11 The Caves Below Keep Quiet By Charlie “Chopshop” Queen
A small cavern dungeon below an old monastery features monks that took a vow of silence and the notes they left behind. The mechanic of following notes and a sound trap with an IRL component is very fun. It would have been interesting to see it extended further, perhaps with having table talk trigger wandering monster rolls (after telling the players of course) as a gimmick for the dungeon as a one-off. The treasures could also fit better with a silent order, as it doesn’t make sense that they would have an item to talk to crows if they refuse to talk.
This small tomb has a number of traps and tricks for the party to fight past, hoping to catch raiders in the act. It turns out the patron is the one intending to raid the place and betrays them. The real treasure is hidden behind the fakes that their patron steals, but I am confused as to how the iron bars blocking the way to the fake treasure is opened. Also, the themes in the tomb are all over the place with lots of scorpions with little pay-off and a random ship. Unless it is supposed to be a reference to the parable of the scorpion and the frog, but that would need a little setup with the supposed “heir” to this patriarch and some frogs (maybe in the terracotta room?).
13 Pizzaquest By Jesse Dryden
A small campaign world outline based on pizza puns with some generic quests and pizza themed monsters. I would have liked to see a more focused quest or puzzle for the adventurers, all the hooks given are vague and would require extensive DM preparation to run. What is the text of the leg of the knight covering up, is she meant to be seeking vengeance for her slice? I assume the knight is the queen of the missing slice, given that her name isn’t listed anywhere else.
Players come upon a situation where barging in alerts the pirate crew and they being to escape. The challenge is the players either stopping their exodus or getting on board before the ship flees. It does feel like the entry limits the players options to destroying the pulley system, as the rowboats have such a low speed that they could only gain a slight bit of ground on the ship in the first two rounds. After that the ship goes the same speed or faster. I would probably revise the rowboats to go slightly faster so they can actually be a viable method of getting on board. Perhaps I would also add other ways to slow down the ship, maybe triggering explosive barrels that force the ship to spend longer in the cave before exiting.
Casino heist setup is well executed with plenty of routes, secret doors, guards, and avenues for the adventurers to apply leverage. If I were to run this, I would offer more ways for players to learn of the rumors, perhaps having a spot or spots that could be investigated to gain each rumor, in addition to buying drinks or bribing people to learn them. The randoms should be changed to complications, maybe have them come up when players fail a check, throwing a wrench in their plans possibly.

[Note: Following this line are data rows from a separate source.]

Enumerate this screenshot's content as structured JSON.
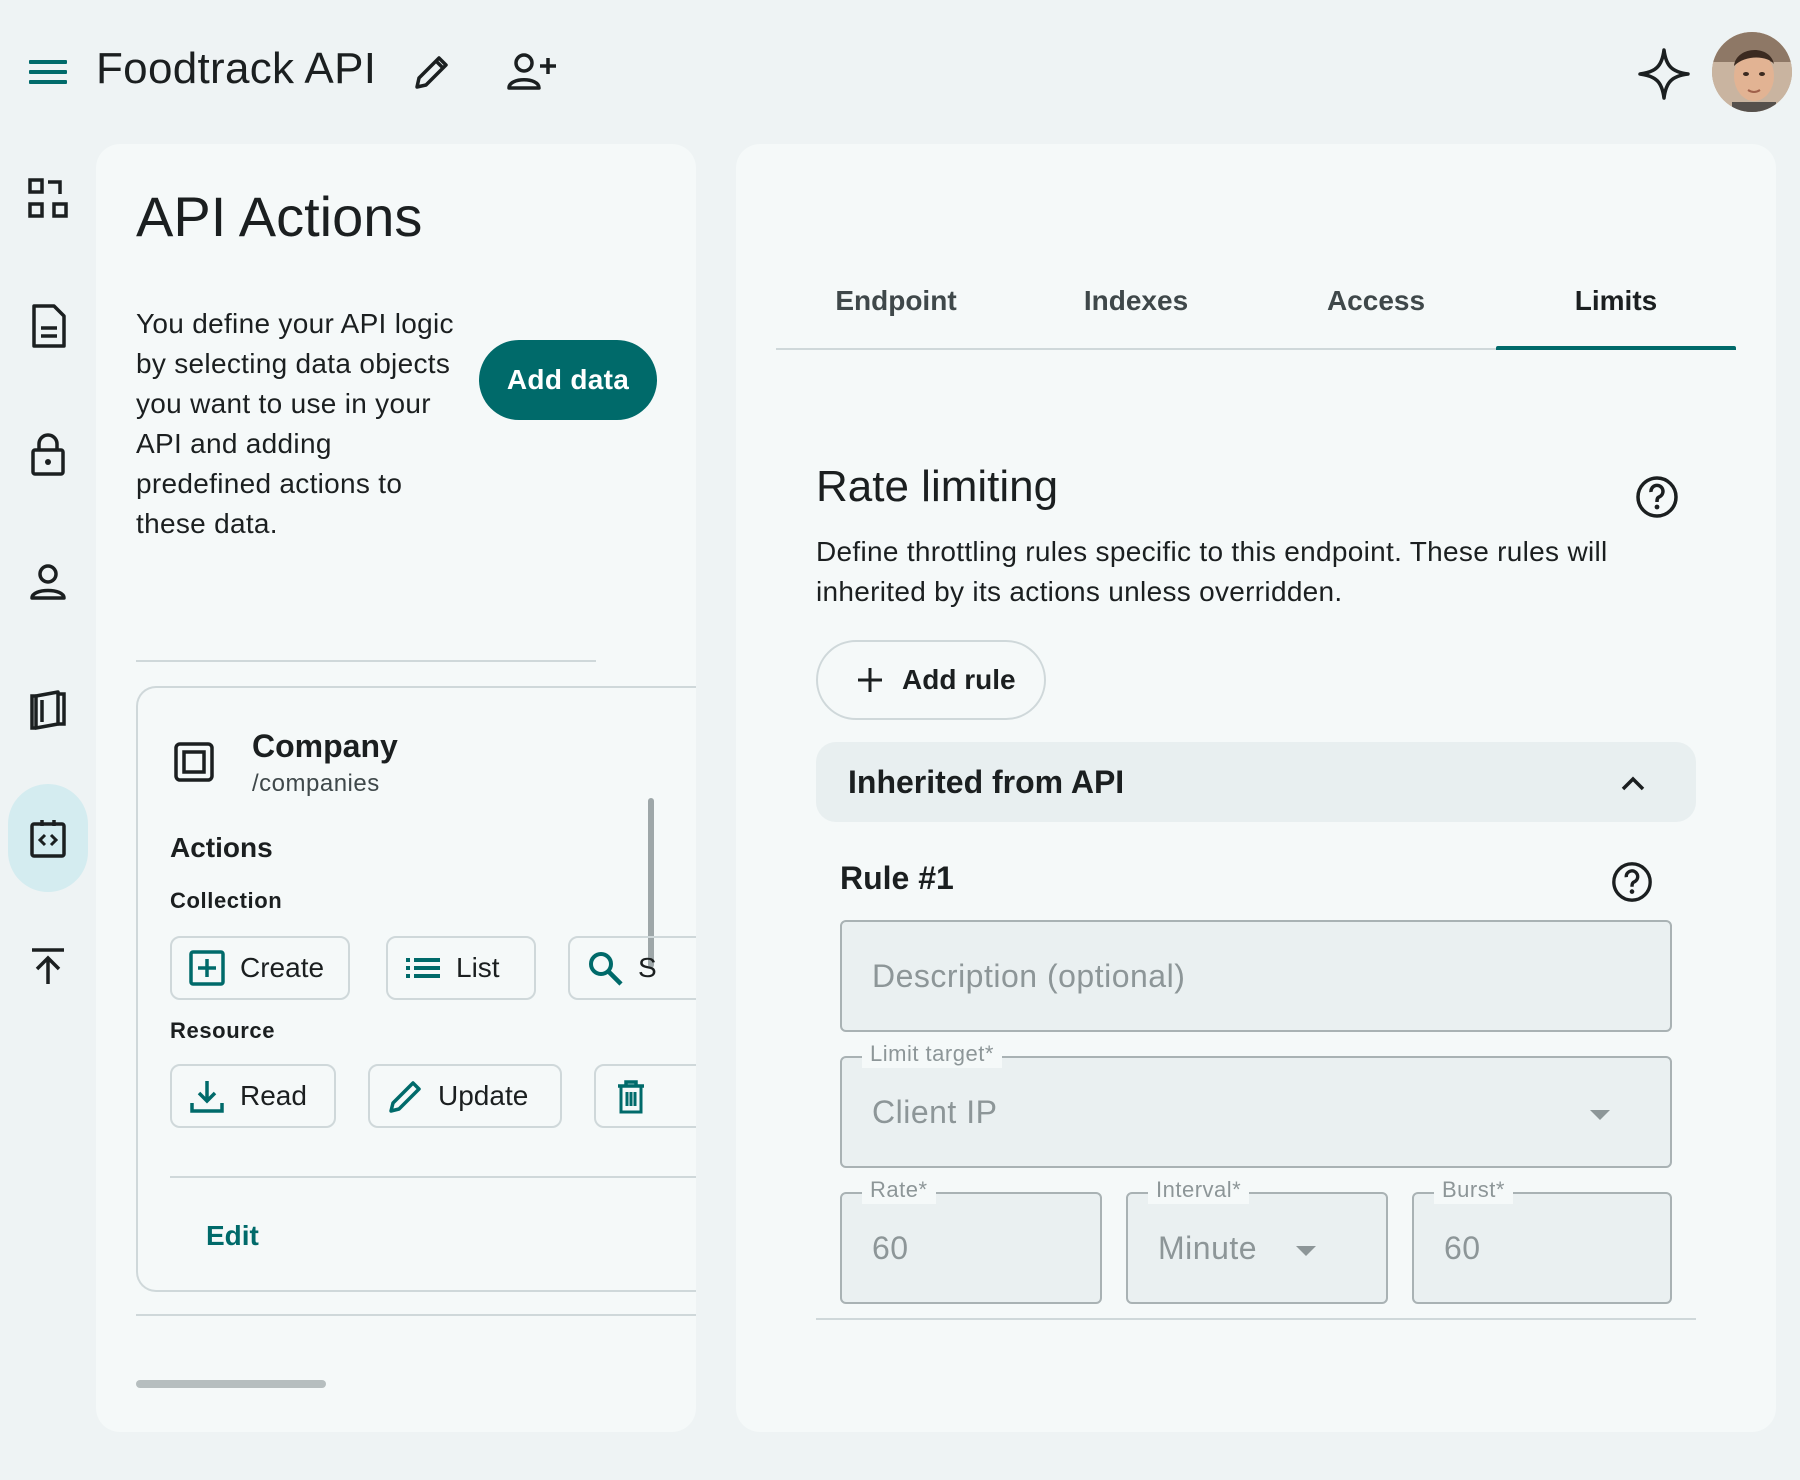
{
  "header": {
    "title": "Foodtrack API",
    "icons": [
      "menu-icon",
      "edit-icon",
      "person-add-icon",
      "sparkle-icon",
      "avatar"
    ]
  },
  "nav": {
    "items": [
      {
        "icon": "dashboard-icon"
      },
      {
        "icon": "document-icon"
      },
      {
        "icon": "lock-icon"
      },
      {
        "icon": "person-icon"
      },
      {
        "icon": "book-icon"
      },
      {
        "icon": "api-code-icon",
        "active": true
      },
      {
        "icon": "upload-icon"
      }
    ]
  },
  "actions_panel": {
    "title": "API Actions",
    "description": "You define your API logic by selecting data objects you want to use in your API and adding predefined actions to these data.",
    "add_data_label": "Add data",
    "card": {
      "name": "Company",
      "path": "/companies",
      "actions_label": "Actions",
      "collection_label": "Collection",
      "collection_actions": [
        "Create",
        "List",
        "S"
      ],
      "resource_label": "Resource",
      "resource_actions": [
        "Read",
        "Update",
        ""
      ],
      "edit_label": "Edit"
    }
  },
  "settings_panel": {
    "tabs": [
      "Endpoint",
      "Indexes",
      "Access",
      "Limits"
    ],
    "active_tab": "Limits",
    "rate_limiting": {
      "title": "Rate limiting",
      "description": "Define throttling rules specific to this endpoint. These rules will inherited by its actions unless overridden.",
      "add_rule_label": "Add rule",
      "inherited_label": "Inherited from API",
      "rule": {
        "title": "Rule #1",
        "description_placeholder": "Description (optional)",
        "limit_target_label": "Limit target*",
        "limit_target_value": "Client IP",
        "rate_label": "Rate*",
        "rate_value": "60",
        "interval_label": "Interval*",
        "interval_value": "Minute",
        "burst_label": "Burst*",
        "burst_value": "60"
      }
    }
  },
  "colors": {
    "primary": "#006a6a",
    "background": "#eef3f4",
    "surface": "#f5f9f9",
    "active_nav": "#d4ecf0"
  }
}
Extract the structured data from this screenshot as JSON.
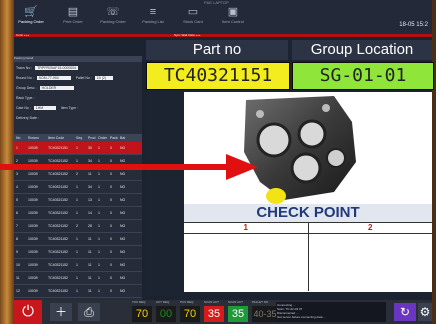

Scammers pretending to have dug up a giant corpse draw the attention of some actual necromancers. The players can come in to help save the two brothers, but the timing is very tricky and they will likely not even know they are on a deadline until it is too late. There is quite the windfall if the players find the scammers ill-gotten gains but the spellcasters listed for the cult aren’t given and descriptions of their powers or numbers.
Mysterious events keep happening at the zoo, with animals gaining weird abilities overnight. The players are called to investigate, staying in the zoo overnight to try and figure it out. I would have liked to see more written down methods for the players to get clues, with plenty of extras as sometimes players can miss or misunderstand clues. Leaving the final confrontation of the octopus vague and undefined is also a big missed opportunity.
18 Looking glass hills By BROLL
A crashed alien spaceship with some random mutation/evolution abilities is struggling to fix its pilot. The players can investigate the crashed ship if they can figure out what is going on. The font makes the entry slightly difficult to read and there must be some translation issues as many of the sentences don’t seem to make sense.
This entry sets the stage with an outline for a sci-fi heist, although the details are generic enough that they could easily be switched over to high or low fantasy equivalents. It is missing many of the elements that make up a heist such as specifics on the security measures, escape methods, and the plans of the defenders/rivals. It gives generic statements about who has what, but I didn’t even see anything about where the crystal starts, moves, or changes hands that would present an opportunity for the players without the DM having to create those details themselves.
Cave hazards are given evocative depiction with both room description and small sketches. The encounters are a little boring, but the flavor can work well for either a low-magic setting or one with some kind of history tied to primitive people. I like that the hidden objects were not required for advancing, but purely lead to optional rewards or hints at the backstory of the cave.